Under such a system might there be more communication, real collaboration, between physician and psychotherapist? Would it be easier or more difficult for patients to get treatment? What would be the impact on health care costs overall? Would such a policy solve problems or just create new ones?


  1. Physicians used to be required to refer to psychotherapists historically for the psychotherapist to be paid. Some plans still require a physician referral for care to be authorized.

    The first question to be answered would be 'does your physician know enough about mental health or addiction to refer?

    The second question to be answered would be " how would the physician determine who was a competent psychotherapist for this particular problem or patient?

    The third question to be answered would be
    "what is the physician's liability of there is harm done to the patient by the psychotherapist?"

    Some plans mandate or encourage that the psychotherapist communicate with the patient's physician. Some patients don't give a consent because they don't want the psychotherapist to talk to the physician.

    Most physicians are extremely busy and hard to contact so it becomes a difficult task for the psychotherapist to accomplish.

    A voluntary approach with common sense communications - a when needed approach - makes sense to me rather than to add another mandate to either physician or psychotherapist.

  2. Wonderful points and questions, anon. I suspect you are a psychotherapist. The liability issue is interesting. My office policy makes it clear that when I collaborate the psychotherapist is an independent professional, and I assume to responsibility. But pts. often have a relationship with a psychotherapist prior to coming to me for meds. I believe, too, that patients have a right to choose the psychotherapist without my approval, altho that can create some sticky situations. I also believe that almost always the physician and psychotherapist should communicate, except perhaps when the physician is not involved in treating the same problem as the psychotherapist. One of my pet peeves is the psychotherapist who doesn't respond when I try to make contact. Usually the excuse is that they don't have consent from the pt. Next time I plan to just ask them to call me back, and see if I get a response.

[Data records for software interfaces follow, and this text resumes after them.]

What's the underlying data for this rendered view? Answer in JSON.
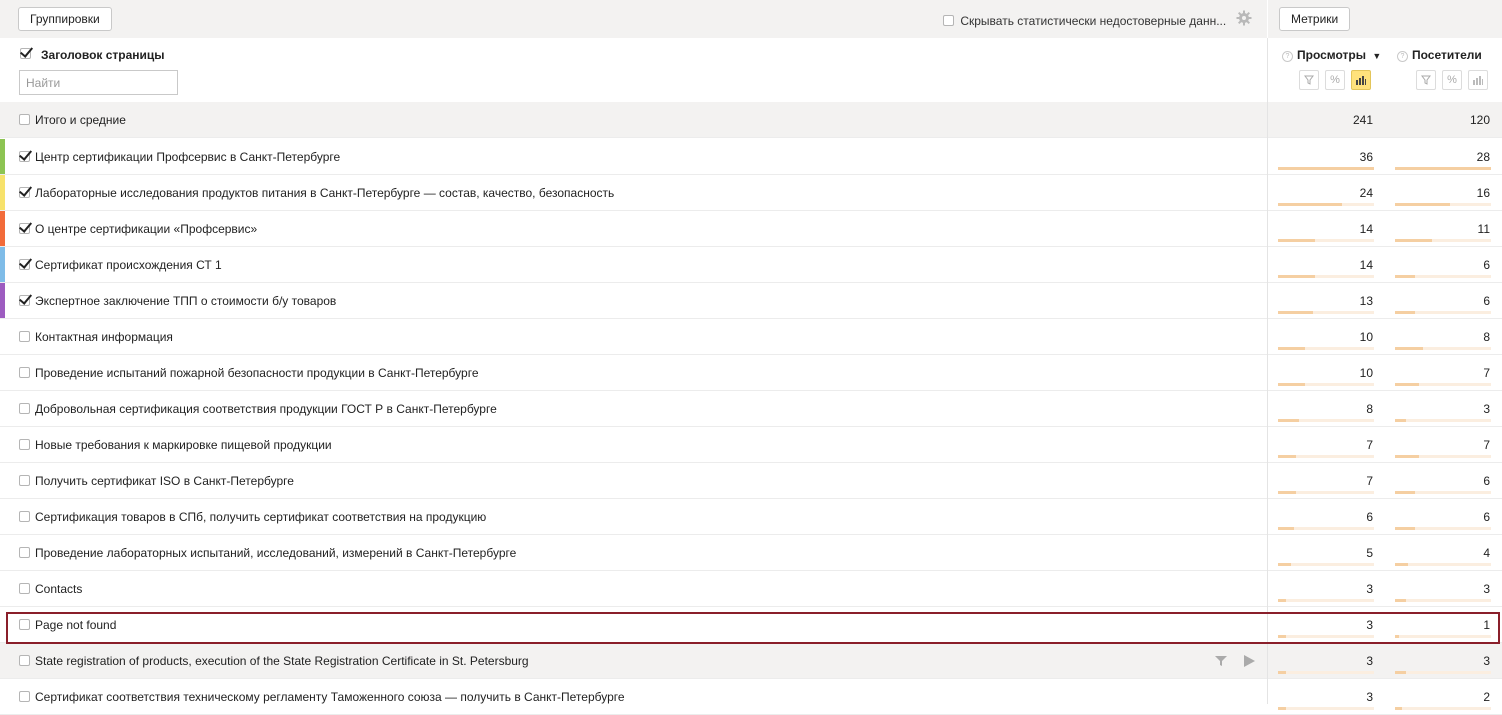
{
  "toolbar": {
    "groupings_label": "Группировки",
    "hide_unreliable_label": "Скрывать статистически недостоверные данн...",
    "metrics_label": "Метрики"
  },
  "header": {
    "dimension_title": "Заголовок страницы",
    "search_placeholder": "Найти",
    "col_views": "Просмотры",
    "col_views_sort": "▼",
    "col_visitors": "Посетители",
    "help_glyph": "?"
  },
  "totals": {
    "label": "Итого и средние",
    "views": "241",
    "visitors": "120"
  },
  "colors": {
    "stripe_1": "#8dc453",
    "stripe_2": "#f7e26b",
    "stripe_3": "#f26b3a",
    "stripe_4": "#7fbce8",
    "stripe_5": "#9d5cc0",
    "highlight": "#8a1f2a",
    "bar": "#f5cfa2"
  },
  "rows": [
    {
      "title": "Центр сертификации Профсервис в Санкт-Петербурге",
      "checked": true,
      "views": "36",
      "visitors": "28"
    },
    {
      "title": "Лабораторные исследования продуктов питания в Санкт-Петербурге — состав, качество, безопасность",
      "checked": true,
      "views": "24",
      "visitors": "16"
    },
    {
      "title": "О центре сертификации «Профсервис»",
      "checked": true,
      "views": "14",
      "visitors": "11"
    },
    {
      "title": "Сертификат происхождения СТ 1",
      "checked": true,
      "views": "14",
      "visitors": "6"
    },
    {
      "title": "Экспертное заключение ТПП о стоимости б/у товаров",
      "checked": true,
      "views": "13",
      "visitors": "6"
    },
    {
      "title": "Контактная информация",
      "checked": false,
      "views": "10",
      "visitors": "8"
    },
    {
      "title": "Проведение испытаний пожарной безопасности продукции в Санкт-Петербурге",
      "checked": false,
      "views": "10",
      "visitors": "7"
    },
    {
      "title": "Добровольная сертификация соответствия продукции ГОСТ Р в Санкт-Петербурге",
      "checked": false,
      "views": "8",
      "visitors": "3"
    },
    {
      "title": "Новые требования к маркировке пищевой продукции",
      "checked": false,
      "views": "7",
      "visitors": "7"
    },
    {
      "title": "Получить сертификат ISO в Санкт-Петербурге",
      "checked": false,
      "views": "7",
      "visitors": "6"
    },
    {
      "title": "Сертификация товаров в СПб, получить сертификат соответствия на продукцию",
      "checked": false,
      "views": "6",
      "visitors": "6"
    },
    {
      "title": "Проведение лабораторных испытаний, исследований, измерений в Санкт-Петербурге",
      "checked": false,
      "views": "5",
      "visitors": "4"
    },
    {
      "title": "Contacts",
      "checked": false,
      "views": "3",
      "visitors": "3"
    },
    {
      "title": "Page not found",
      "checked": false,
      "views": "3",
      "visitors": "1"
    },
    {
      "title": "State registration of products, execution of the State Registration Certificate in St. Petersburg",
      "checked": false,
      "views": "3",
      "visitors": "3"
    },
    {
      "title": "Сертификат соответствия техническому регламенту Таможенного союза — получить в Санкт-Петербурге",
      "checked": false,
      "views": "3",
      "visitors": "2"
    }
  ],
  "bars": {
    "views": [
      1.0,
      0.67,
      0.39,
      0.39,
      0.36,
      0.28,
      0.28,
      0.22,
      0.19,
      0.19,
      0.17,
      0.14,
      0.08,
      0.08,
      0.08,
      0.08
    ],
    "visitors": [
      1.0,
      0.57,
      0.39,
      0.21,
      0.21,
      0.29,
      0.25,
      0.11,
      0.25,
      0.21,
      0.21,
      0.14,
      0.11,
      0.04,
      0.11,
      0.07
    ]
  }
}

  3. I went to a physical therapist a few times for low back pain to get some exercises. No doc involved, I just made the appointment and went. Can't remember if I submitted it to insurance or just paid...